Also by Reinvestment Fund

Food Access and Economic Opportunity: The Role of CDFIs

Blog post by TRF CEO Don Hinkle-Brown on

In many inner-city communities, finding stores that offer quality fresh foods at competitive prices can be difficult. In such areas, residents spend valuable time and money buying groceries outside of their neighborhoods or relying on smaller, more expensive nearby stores often with a limited selection of fresh foods. Bringing healthy food retail to such communities can have benefits that extend beyond meeting local demand for affordable, nutritious foods. Supermarkets can benefit neighborhood health, provide new job opportunities and pave the way for future community investment.

All across America, community development financial institutions (CDFIs) like The Reinvestment Fund (TRF), are at the forefront of this effort, connecting with local food entrepreneurs to finance access to fresh foods. The strategies in each locale vary, but the tools and the mission motivations are the same.

Meet Pat Burns, Don Miguel and Chris Krehmeyer. They are the operators and organizers of grocery stores. Their stories capture the critical needs of neighborhoods lacking healthy food retailers and the significant economic benefits that food stores can bring to communities. However, they could not do this work alone. CDFIs are an essential part of Pat’s, Don’s and Chris’s stories. Together, we are tackling head-on the issue of equitable access to healthy food.

Pat Burns, Operator of The Fresh Grocer, Philadelphia

Pat Burns, who operates The Fresh Grocer in both urban and suburban Philadelphia, faces start-up costs that are significantly higher in the city. In deciding where to open a new grocery store, Mr. Burns considers where he can tap into an unmet demand for quality, affordable food. His stores at Philadelphia’s Progress Plaza and Olney neighborhood, both financed by TRF, have been centers of neighborhood revitalization. Along with affordable food come job opportunities for nearby residents, the majority of whom live in the surrounding low-income neighborhoods.

Don Miguel Gonzalez, Operator of Northgate Gonzalez Markets, Inglewood

For residents of Inglewood, Don Miguel Gonzalez’s Northgate Gonzalez Markets is providing access to healthy foods and new, local employment opportunities.
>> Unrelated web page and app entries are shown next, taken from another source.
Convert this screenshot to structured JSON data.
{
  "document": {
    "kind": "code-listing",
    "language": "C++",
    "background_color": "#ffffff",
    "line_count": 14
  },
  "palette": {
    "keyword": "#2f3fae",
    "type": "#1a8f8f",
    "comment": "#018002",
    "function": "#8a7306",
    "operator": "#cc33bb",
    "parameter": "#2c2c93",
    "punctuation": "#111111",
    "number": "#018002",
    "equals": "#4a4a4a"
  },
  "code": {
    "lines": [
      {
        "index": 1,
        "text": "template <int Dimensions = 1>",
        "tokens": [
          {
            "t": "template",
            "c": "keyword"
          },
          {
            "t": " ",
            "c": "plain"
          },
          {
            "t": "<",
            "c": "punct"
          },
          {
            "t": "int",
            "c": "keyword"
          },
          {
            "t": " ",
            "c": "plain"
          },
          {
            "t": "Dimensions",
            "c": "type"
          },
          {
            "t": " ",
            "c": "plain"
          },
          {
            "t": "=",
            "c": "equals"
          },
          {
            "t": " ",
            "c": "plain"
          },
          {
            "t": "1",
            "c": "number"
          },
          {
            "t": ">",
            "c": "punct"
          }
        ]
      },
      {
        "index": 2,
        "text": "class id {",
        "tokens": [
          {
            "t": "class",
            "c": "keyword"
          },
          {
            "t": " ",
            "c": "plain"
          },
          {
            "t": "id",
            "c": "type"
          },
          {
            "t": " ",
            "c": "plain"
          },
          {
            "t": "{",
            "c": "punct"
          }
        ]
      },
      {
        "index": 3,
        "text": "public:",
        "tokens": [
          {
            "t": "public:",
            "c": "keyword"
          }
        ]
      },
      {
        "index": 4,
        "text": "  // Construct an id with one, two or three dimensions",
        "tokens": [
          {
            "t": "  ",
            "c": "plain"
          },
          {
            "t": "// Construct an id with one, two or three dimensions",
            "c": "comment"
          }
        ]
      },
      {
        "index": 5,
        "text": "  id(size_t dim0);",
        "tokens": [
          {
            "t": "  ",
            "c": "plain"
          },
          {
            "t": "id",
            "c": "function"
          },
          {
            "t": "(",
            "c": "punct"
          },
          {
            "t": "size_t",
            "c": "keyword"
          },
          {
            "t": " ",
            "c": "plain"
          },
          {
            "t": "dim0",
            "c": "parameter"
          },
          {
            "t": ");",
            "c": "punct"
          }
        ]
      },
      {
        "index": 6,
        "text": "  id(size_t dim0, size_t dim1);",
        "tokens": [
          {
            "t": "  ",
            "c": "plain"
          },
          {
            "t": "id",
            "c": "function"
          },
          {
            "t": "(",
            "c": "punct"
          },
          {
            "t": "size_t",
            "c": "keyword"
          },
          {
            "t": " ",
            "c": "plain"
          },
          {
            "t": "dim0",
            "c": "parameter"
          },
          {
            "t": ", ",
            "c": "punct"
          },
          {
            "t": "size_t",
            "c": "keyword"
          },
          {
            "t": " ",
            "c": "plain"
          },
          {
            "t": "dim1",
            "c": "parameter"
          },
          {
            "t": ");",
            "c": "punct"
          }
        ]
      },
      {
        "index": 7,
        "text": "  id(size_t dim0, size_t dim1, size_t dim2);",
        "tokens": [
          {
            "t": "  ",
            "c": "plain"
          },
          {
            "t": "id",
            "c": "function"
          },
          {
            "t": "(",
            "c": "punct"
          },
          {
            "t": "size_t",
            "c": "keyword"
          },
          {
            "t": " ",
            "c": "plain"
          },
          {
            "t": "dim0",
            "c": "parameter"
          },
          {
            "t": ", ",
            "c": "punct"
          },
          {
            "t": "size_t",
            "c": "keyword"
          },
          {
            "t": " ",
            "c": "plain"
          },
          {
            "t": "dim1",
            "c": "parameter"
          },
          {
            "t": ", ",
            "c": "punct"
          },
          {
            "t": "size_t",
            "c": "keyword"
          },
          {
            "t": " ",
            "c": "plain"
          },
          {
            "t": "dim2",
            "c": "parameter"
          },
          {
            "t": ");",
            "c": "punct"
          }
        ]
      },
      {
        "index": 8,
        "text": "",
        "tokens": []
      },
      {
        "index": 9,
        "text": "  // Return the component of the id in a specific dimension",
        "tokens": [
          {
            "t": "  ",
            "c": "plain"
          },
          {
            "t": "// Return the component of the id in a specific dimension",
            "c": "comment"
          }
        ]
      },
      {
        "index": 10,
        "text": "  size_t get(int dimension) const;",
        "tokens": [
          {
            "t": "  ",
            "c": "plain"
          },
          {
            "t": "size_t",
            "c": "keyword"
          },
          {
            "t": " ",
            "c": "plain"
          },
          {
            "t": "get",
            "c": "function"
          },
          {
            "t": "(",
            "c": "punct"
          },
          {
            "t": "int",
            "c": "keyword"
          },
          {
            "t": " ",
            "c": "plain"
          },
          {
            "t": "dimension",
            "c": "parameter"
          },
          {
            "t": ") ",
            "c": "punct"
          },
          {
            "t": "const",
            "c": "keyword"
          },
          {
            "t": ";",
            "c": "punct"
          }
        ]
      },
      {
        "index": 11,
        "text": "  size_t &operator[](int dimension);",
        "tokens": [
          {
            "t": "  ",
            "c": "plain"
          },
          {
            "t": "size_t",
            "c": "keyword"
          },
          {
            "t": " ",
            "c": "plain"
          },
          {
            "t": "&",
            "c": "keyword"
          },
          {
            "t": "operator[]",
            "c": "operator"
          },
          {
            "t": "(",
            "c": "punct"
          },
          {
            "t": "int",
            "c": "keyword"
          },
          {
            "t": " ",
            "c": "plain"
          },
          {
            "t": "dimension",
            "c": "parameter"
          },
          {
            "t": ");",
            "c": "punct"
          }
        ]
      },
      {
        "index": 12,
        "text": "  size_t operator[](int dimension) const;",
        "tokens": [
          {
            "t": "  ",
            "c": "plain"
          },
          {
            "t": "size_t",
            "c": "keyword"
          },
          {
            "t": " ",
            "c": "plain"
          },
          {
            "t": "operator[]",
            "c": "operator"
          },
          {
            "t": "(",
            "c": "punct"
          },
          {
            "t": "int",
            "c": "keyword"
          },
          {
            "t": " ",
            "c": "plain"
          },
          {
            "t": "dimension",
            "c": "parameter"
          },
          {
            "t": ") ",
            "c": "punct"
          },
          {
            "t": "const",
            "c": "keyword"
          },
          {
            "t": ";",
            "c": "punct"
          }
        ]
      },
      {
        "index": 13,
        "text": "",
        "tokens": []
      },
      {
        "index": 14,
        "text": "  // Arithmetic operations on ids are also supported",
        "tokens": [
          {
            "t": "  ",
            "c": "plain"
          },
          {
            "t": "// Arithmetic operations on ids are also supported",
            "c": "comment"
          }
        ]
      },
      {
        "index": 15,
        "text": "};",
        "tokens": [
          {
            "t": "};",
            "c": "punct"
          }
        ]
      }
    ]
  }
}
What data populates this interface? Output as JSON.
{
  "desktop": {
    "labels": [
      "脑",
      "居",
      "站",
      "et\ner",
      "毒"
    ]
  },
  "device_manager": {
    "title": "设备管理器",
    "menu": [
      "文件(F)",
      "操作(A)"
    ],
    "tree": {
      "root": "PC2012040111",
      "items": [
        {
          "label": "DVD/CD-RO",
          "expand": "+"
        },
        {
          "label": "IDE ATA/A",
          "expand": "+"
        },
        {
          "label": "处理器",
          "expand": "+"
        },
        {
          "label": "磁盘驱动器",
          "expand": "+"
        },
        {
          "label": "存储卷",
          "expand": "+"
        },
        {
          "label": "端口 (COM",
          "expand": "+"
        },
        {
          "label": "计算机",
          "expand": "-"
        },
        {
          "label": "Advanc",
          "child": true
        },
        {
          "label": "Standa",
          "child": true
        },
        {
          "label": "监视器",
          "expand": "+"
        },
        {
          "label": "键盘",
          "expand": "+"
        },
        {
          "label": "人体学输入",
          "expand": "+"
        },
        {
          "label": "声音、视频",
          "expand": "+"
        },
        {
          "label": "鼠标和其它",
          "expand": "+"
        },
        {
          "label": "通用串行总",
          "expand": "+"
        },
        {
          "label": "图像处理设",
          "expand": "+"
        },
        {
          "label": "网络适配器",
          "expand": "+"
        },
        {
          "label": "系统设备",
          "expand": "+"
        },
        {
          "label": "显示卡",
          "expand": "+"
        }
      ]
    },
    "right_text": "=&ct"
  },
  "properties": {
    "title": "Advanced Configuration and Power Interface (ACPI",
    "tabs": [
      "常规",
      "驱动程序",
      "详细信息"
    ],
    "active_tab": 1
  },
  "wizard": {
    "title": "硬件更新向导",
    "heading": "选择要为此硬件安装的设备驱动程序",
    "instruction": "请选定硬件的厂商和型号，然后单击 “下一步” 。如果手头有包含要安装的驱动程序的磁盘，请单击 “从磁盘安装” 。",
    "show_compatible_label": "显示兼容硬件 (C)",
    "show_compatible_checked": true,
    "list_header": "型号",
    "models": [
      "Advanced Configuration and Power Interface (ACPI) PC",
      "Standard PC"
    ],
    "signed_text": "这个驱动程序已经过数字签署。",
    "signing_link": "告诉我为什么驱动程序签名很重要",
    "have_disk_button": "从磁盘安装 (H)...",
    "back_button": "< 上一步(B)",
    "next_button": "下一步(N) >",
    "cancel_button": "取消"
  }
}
California FreshWorks Fund, managed by NCB Capital Impact, provided financing for the store, which employs over 100 people and is helping to improve community health and well-being. Northgate Gonzalez Markets provides shoppers with guides to healthy food alternatives, offers free health screenings, and hosts healthy food demos.

Chris Krehmeyer, Executive Director of Beyond Housing, St. Louis

Mayor Mary Carter never had a grocery store in her city of Pagedale, a North County suburb of St. Louis, during her entire 44 years living there. Beyond Housing, a nonprofit that provides support for low-income families, was able to assemble financing with the assistance of IFF to bring a new Save-A-Lot supermarket to Pagedale. The store not only provides fresh and affordable food, it also anchors a community plan, which includes new homes, free health activities, a full-service bank and new retail.

The stories of grocery stores in Philadelphia, Inglewood and Pagedale, may seem unique. But the remarkable transformations of neighborhoods, provided with healthy affordable food, job opportunities, increased tax revenue, and anchors for new development, are occurring all over the country. More and more private-public partnerships, supported by local and national policy, are being established to bring much-needed food retailers into underserved communities.

Through this portal, PolicyLink, The Food Trust and TRF are bringing together current information on different initiatives and resources available to keep building on this momentum to make food access equitable for all Americans. I encourage you to start exploring today and share any feedback or comments.